By Michael E. Miller
By Allie Conti
By David Villano
By Jose D. Duran
By Michael E. Miller
By Allie Conti
By Kyle Swenson
By Luther Campbell
Betty Sime had Key Biscayne's first mayoral election so deep in her pocket that several of her closest friends didn't even bother to vote. "I had people the day of the election calling me up, saying, `Well, we're not going to be at the election party tonight, but we wanted to congratulate you on winning,'" Sime recalls, shifting forward on a chair in the living room of her cedar-and-glass house overlooking Biscayne Bay. "And I had supporters who gave me parties and donated money and didn't vote that day!" Sime throws up her arms, lets out an abbreviated laugh of dismay, and sinks back in the chair. An expression of calm tinged with frustration settles across the soft features of her face as she gazes out beyond her two German shepherds lumbering around the pool deck. "It's always the kiss of death when you think you've got it made."
If so, the Grim Reaper of the Polls enjoyed some heavy petting with Sime this past September 3. While she luxuriated in confidence and her friends prematurely saluted victory, other voters slipped in and out of the polling booths. At about 9:00 p.m., the final tally was announced and the champagne went flat in the Sime camp: She had lost by 60 votes, 1236 to 1176. "It was one of the true real surprises in politics in the last couple of years," says Philip Hamersmith, a South Florida political strategist. "No matter what anybody says, it was a complete surprise."

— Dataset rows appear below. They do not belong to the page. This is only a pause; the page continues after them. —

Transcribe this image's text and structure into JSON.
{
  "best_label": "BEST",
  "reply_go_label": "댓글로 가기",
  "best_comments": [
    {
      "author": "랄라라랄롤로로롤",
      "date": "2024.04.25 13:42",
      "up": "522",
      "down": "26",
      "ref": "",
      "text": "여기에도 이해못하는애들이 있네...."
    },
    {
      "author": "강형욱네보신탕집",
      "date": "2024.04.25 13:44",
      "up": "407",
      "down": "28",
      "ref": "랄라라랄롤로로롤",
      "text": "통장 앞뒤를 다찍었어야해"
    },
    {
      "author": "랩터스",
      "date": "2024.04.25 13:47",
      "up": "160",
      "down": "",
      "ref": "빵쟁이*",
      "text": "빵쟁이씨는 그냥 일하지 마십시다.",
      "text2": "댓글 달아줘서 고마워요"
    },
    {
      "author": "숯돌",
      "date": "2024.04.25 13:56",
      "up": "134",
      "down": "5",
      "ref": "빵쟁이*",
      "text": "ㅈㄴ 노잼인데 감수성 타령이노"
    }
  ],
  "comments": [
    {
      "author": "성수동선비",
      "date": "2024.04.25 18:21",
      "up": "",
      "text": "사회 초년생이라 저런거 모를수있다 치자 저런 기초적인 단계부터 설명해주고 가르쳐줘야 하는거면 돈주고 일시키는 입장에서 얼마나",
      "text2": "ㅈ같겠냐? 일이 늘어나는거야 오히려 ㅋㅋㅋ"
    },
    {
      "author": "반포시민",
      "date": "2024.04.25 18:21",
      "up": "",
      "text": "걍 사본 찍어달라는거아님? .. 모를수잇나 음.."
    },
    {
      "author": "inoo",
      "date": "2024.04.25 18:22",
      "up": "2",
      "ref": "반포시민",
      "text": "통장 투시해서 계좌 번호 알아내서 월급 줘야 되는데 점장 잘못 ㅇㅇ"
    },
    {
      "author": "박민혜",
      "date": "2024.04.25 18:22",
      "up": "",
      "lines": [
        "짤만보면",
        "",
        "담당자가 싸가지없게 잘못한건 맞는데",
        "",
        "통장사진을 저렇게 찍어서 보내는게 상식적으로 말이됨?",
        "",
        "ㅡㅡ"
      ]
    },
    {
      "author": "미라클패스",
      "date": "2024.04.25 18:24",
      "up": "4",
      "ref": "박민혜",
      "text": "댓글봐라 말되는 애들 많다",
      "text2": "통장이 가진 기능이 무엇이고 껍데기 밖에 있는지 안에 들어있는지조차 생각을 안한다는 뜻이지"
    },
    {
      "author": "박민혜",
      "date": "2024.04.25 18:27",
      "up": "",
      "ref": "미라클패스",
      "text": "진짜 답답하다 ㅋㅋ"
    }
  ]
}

Hamersmith would find few dissenters on Key Biscayne, where residents are still trying to figure out why Sime lost. She was the island's most visible and determined civic activist, the 53-year-old leader of its successful incorporation movement, a foe of encroaching development, a 21-year resident, a household name. Her opponent, Rafael Conte, was a 66-year-old airline executive who had sat quietly on the island's ad hoc citizens' council and said little. He was the quintessential dark horse. In fact some residents, wanting to stem a landslide victory and preserve the island's cultivated neighborliness, checked Conte's name on the mayoral ballot out of politeness. But in conversations from the docks of the Key Biscayne Yacht Club to the breakfast counter at Vernon's Pharmacy, residents posit several reasons for Sime's fall at the polls, not the least of which was her triumph in the incorporation battle that made the election possible in the first place.
Sime (pronounced simm) emerged on the nascent Key Biscayne political scene at the same time the island's relationship with the Metro-Dade Commission began to sour, and murmurs about incorporation became talk. She marks the start of war with the commission in October 1987, when the county uprooted a hammock of native trees along Crandon Boulevard to build a pedestrian underpass to the International Tennis Center, site of the Lipton International Players Championships. Sime led public meetings and a demonstration against the tree removals. At one point, she and several other indignant residents actually faced off against a bulldozer on the median. Public outcry forced the county to replace the trees and the state legislature to declare Crandon Boulevard a historic road.
"It was the most open, flagrant lack of communication between the county and the people out here, because no one ever really understood they were going to bulldoze trees," Sime recalls. "They had done a lot of things, but this was such an overt lack of caring about what the people thought."
The controversy precipitated the election, on November 17, 1987, of the Key Biscayne Council, nine residents who would serve as a liaison between the island and the county. "In essence it was a lobbying group, but it was a legally elected body and had more influence than any other group on the island," says Sime, who emerged as the council's chairwoman. "It was very necessary, since we had nobody to really speak for residents on the island."
Sime quickly became synonymous with the council's efforts to check development and other threats to Key Biscayne's delicate environmental and social equilibrium. The citizens' group scuffled with the county over plans to build a 12,000-seat stadium at the tennis center and a lavish 33,000-square-foot clubhouse that included a hair salon, a restaurant, and an aerobics studio. They fought bitterly against two hotel-and-condominium projects that would have added more than 2700 new dwelling units to the island of lush subtropical vegetation and white-sand beaches. "We're not antidevelopment, we just want reasonable development so it doesn't destroy what we have out here," Sime explains.
But the council had limited success getting through to the county commissioners and affecting the projects. "We'd speak and speak and speak and they'd ignore us, they'd interrupt us when we were talking," says Sime, her voice rising in frustration at the memory of countless commission meetings. "It was like talking to a blank wall. We felt naively that if we had this elected group and we went before the commission and explained why we didn't want this excessive development, that they would listen. But we were wrong."
The council did manage to force the county to downsize the Lipton clubhouse to one-third of its proposed size, but was unable to reduce or block the stadium, or make any headway in negotiations with the county and the hotel-condo development companies, Hemmeter Development Continental and VMS Realty Partners.